JDIZZY's 365 # 316: Winds Of The Old Days

Winds Of The Old Days - Joan Baez (1975)

No one sings Bob Dylan (besides the bard himself) better than Joanie.

It also appears no one writes about him as well.

On her 1975 classic Diamonds And Rust, she presents us with two classic tracks about the voice of a generation. The better known of the two is the title track. It is Baez in "exorcising the demons" mode. Recorded on the edge of her infamous reunion with Dylan on The Rolling Thunder Revue Tour, she describes how much she loved and hated Dylan at the same time. The anger in the song has resonated through the years, with a metal cover performed by Judas Priest. The tender side of the song was picked up on by Richie Blackmore for his Blackmore's Night project.

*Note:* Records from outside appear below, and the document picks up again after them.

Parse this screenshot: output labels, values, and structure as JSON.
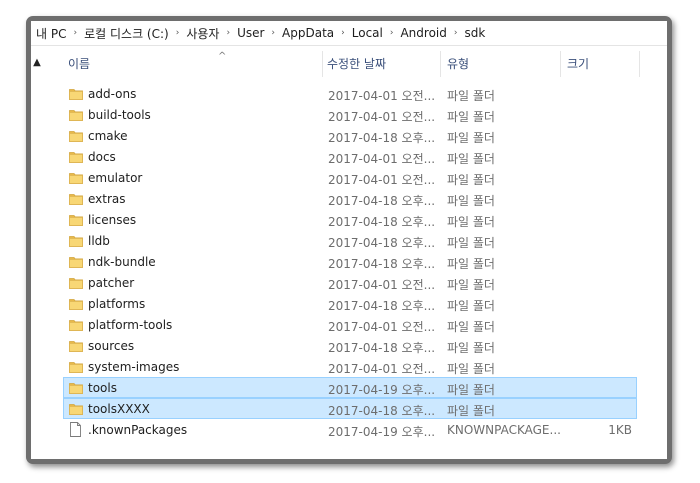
{
  "breadcrumb": [
    "내 PC",
    "로컬 디스크 (C:)",
    "사용자",
    "User",
    "AppData",
    "Local",
    "Android",
    "sdk"
  ],
  "columns": {
    "name": "이름",
    "date": "수정한 날짜",
    "type": "유형",
    "size": "크기"
  },
  "rows": [
    {
      "name": "add-ons",
      "date": "2017-04-01 오전...",
      "type": "파일 폴더",
      "size": "",
      "kind": "folder",
      "selected": false
    },
    {
      "name": "build-tools",
      "date": "2017-04-01 오전...",
      "type": "파일 폴더",
      "size": "",
      "kind": "folder",
      "selected": false
    },
    {
      "name": "cmake",
      "date": "2017-04-18 오후...",
      "type": "파일 폴더",
      "size": "",
      "kind": "folder",
      "selected": false
    },
    {
      "name": "docs",
      "date": "2017-04-01 오전...",
      "type": "파일 폴더",
      "size": "",
      "kind": "folder",
      "selected": false
    },
    {
      "name": "emulator",
      "date": "2017-04-01 오전...",
      "type": "파일 폴더",
      "size": "",
      "kind": "folder",
      "selected": false
    },
    {
      "name": "extras",
      "date": "2017-04-18 오후...",
      "type": "파일 폴더",
      "size": "",
      "kind": "folder",
      "selected": false
    },
    {
      "name": "licenses",
      "date": "2017-04-18 오후...",
      "type": "파일 폴더",
      "size": "",
      "kind": "folder",
      "selected": false
    },
    {
      "name": "lldb",
      "date": "2017-04-18 오후...",
      "type": "파일 폴더",
      "size": "",
      "kind": "folder",
      "selected": false
    },
    {
      "name": "ndk-bundle",
      "date": "2017-04-18 오후...",
      "type": "파일 폴더",
      "size": "",
      "kind": "folder",
      "selected": false
    },
    {
      "name": "patcher",
      "date": "2017-04-01 오전...",
      "type": "파일 폴더",
      "size": "",
      "kind": "folder",
      "selected": false
    },
    {
      "name": "platforms",
      "date": "2017-04-18 오후...",
      "type": "파일 폴더",
      "size": "",
      "kind": "folder",
      "selected": false
    },
    {
      "name": "platform-tools",
      "date": "2017-04-01 오전...",
      "type": "파일 폴더",
      "size": "",
      "kind": "folder",
      "selected": false
    },
    {
      "name": "sources",
      "date": "2017-04-18 오후...",
      "type": "파일 폴더",
      "size": "",
      "kind": "folder",
      "selected": false
    },
    {
      "name": "system-images",
      "date": "2017-04-01 오전...",
      "type": "파일 폴더",
      "size": "",
      "kind": "folder",
      "selected": false
    },
    {
      "name": "tools",
      "date": "2017-04-19 오후...",
      "type": "파일 폴더",
      "size": "",
      "kind": "folder",
      "selected": true
    },
    {
      "name": "toolsXXXX",
      "date": "2017-04-18 오후...",
      "type": "파일 폴더",
      "size": "",
      "kind": "folder",
      "selected": true
    },
    {
      "name": ".knownPackages",
      "date": "2017-04-19 오후...",
      "type": "KNOWNPACKAGE...",
      "size": "1KB",
      "kind": "file",
      "selected": false
    }
  ],
  "colors": {
    "selection_bg": "#cce8ff",
    "selection_border": "#99d1ff",
    "folder": "#f8d775",
    "header_text": "#3a4f7a"
  },
  "icons": {
    "folder": "folder-icon",
    "file": "file-icon",
    "collapse": "chevron-up-icon",
    "separator": "chevron-right-icon"
  }
}
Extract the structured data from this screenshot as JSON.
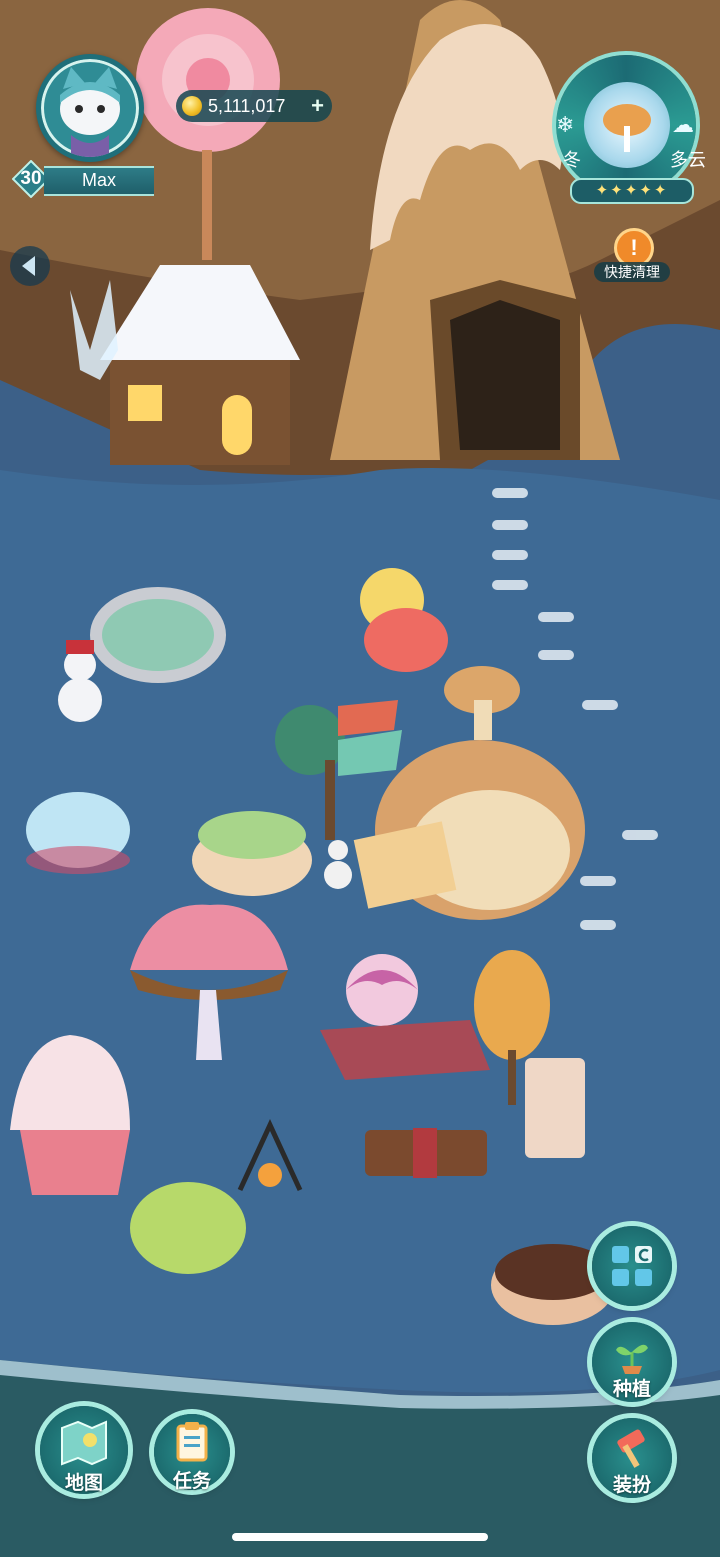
{
  "player": {
    "level": "30",
    "name": "Max"
  },
  "currency": {
    "coins": "5,111,017",
    "add_symbol": "+"
  },
  "weather": {
    "season": "冬",
    "condition": "多云",
    "stars": "✦✦✦✦✦"
  },
  "quick_clean": {
    "label": "快捷清理",
    "icon_glyph": "!"
  },
  "buttons": {
    "plant": "种植",
    "dress_up": "装扮",
    "map": "地图",
    "task": "任务"
  },
  "icons": [
    "back-arrow-icon",
    "coin-icon",
    "snowflake-icon",
    "cloud-icon",
    "alert-icon",
    "build-grid-icon",
    "sprout-icon",
    "hammer-icon",
    "map-icon",
    "clipboard-icon"
  ],
  "colors": {
    "hud_teal": "#1c6c6f",
    "hud_border": "#a9ece0",
    "alert_orange": "#f08a2a",
    "coin_gold": "#f2c12a"
  }
}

Still, the tune about Dylan I've loved above all others comes on the second side of the original vinyl disc. It has never been famously covered or heralded. It's basically overlooked in the power of the former's glow. Yet "Winds Of the Old Days" let's you know just how much Joan Baez cares for Bob Dylan in under four minutes. It is a beautiful tribute to a tempestuous talent that is ripe for rediscovery, as is much of Baez's recorded output. From olde English ballads to modern masters, she is the consummate interpreter of song.

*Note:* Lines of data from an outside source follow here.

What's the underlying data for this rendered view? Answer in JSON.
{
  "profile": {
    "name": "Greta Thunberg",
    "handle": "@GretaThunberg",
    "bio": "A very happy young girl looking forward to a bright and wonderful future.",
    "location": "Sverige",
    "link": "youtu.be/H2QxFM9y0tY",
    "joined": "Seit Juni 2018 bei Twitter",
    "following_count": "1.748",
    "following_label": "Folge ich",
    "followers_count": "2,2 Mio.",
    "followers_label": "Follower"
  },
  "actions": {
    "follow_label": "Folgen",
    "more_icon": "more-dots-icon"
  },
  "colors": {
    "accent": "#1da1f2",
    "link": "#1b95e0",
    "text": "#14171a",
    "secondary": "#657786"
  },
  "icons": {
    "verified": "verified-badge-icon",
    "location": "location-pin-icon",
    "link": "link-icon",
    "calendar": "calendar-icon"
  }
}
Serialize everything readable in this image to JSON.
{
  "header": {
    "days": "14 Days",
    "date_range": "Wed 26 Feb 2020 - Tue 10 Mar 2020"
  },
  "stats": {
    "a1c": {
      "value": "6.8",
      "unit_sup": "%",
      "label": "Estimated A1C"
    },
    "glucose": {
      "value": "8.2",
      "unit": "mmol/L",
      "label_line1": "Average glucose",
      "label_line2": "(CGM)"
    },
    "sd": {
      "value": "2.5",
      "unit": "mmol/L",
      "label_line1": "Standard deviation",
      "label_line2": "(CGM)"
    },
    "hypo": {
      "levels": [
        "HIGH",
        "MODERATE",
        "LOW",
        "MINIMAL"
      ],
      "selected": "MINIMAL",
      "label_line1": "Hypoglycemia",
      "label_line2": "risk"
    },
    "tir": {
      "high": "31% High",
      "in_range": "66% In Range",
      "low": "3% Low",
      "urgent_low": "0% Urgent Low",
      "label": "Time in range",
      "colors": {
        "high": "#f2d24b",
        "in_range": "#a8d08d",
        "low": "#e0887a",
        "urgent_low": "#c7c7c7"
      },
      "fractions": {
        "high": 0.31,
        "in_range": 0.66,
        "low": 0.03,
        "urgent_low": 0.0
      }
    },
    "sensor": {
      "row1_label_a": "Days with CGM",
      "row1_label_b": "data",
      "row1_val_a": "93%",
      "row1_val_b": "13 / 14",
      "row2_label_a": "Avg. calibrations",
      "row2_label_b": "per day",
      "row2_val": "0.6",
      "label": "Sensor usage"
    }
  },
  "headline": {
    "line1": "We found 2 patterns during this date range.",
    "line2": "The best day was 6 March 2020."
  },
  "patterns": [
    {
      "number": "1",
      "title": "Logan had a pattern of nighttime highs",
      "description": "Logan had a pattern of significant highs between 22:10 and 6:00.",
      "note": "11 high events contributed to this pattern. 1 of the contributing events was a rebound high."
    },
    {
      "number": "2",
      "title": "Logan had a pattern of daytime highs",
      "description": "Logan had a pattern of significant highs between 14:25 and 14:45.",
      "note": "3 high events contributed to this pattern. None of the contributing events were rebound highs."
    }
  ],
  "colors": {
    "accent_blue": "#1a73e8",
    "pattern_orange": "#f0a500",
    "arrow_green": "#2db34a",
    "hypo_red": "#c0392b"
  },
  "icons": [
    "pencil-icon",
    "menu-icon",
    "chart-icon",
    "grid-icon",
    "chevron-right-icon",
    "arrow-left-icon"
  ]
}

But here, on her own composition, we see her as Bob once saw her when he pinned "Visions Of Johanna". This is life affirming music that should not be overlooked any longer.


  1. "Now you're telling me you're not nostalgic? Give me another word for it; you who are so good with words, and at keeping things vague."

    I've never overlooked this song, and have always felt it was her public message to Bob, while Diamonds & Rust was the private version of things.
    If I have a criticism of this song, it's that it comes over a little slickly over-produced -- where the same could be said for Diamonds & Rust, the lyrics are much more personal, which I think makes up for the over-production (and why it lends itself so much more to covers than Winds of the Old Days -- find a girl who can't personally identify with D&R -- I still almost cry playing it at home).

  2. "Cause Idols are best when they're made of stone/ Savior's a nuisance to live with at home/ Stars often fall, heroes go unsung/ And martyr's most certainly die too young."
    It really is hard to pick between the two but that couplet, as well as the "you're a savage gift on a wayward bus" brings tears to my eyes. Maybe it's because its almost a platonic love song to Dylan, which makes me feel like I could have written it. I love that we are all writing blogs. 21st century mix tapes........ although it would be incredible to do it in person again!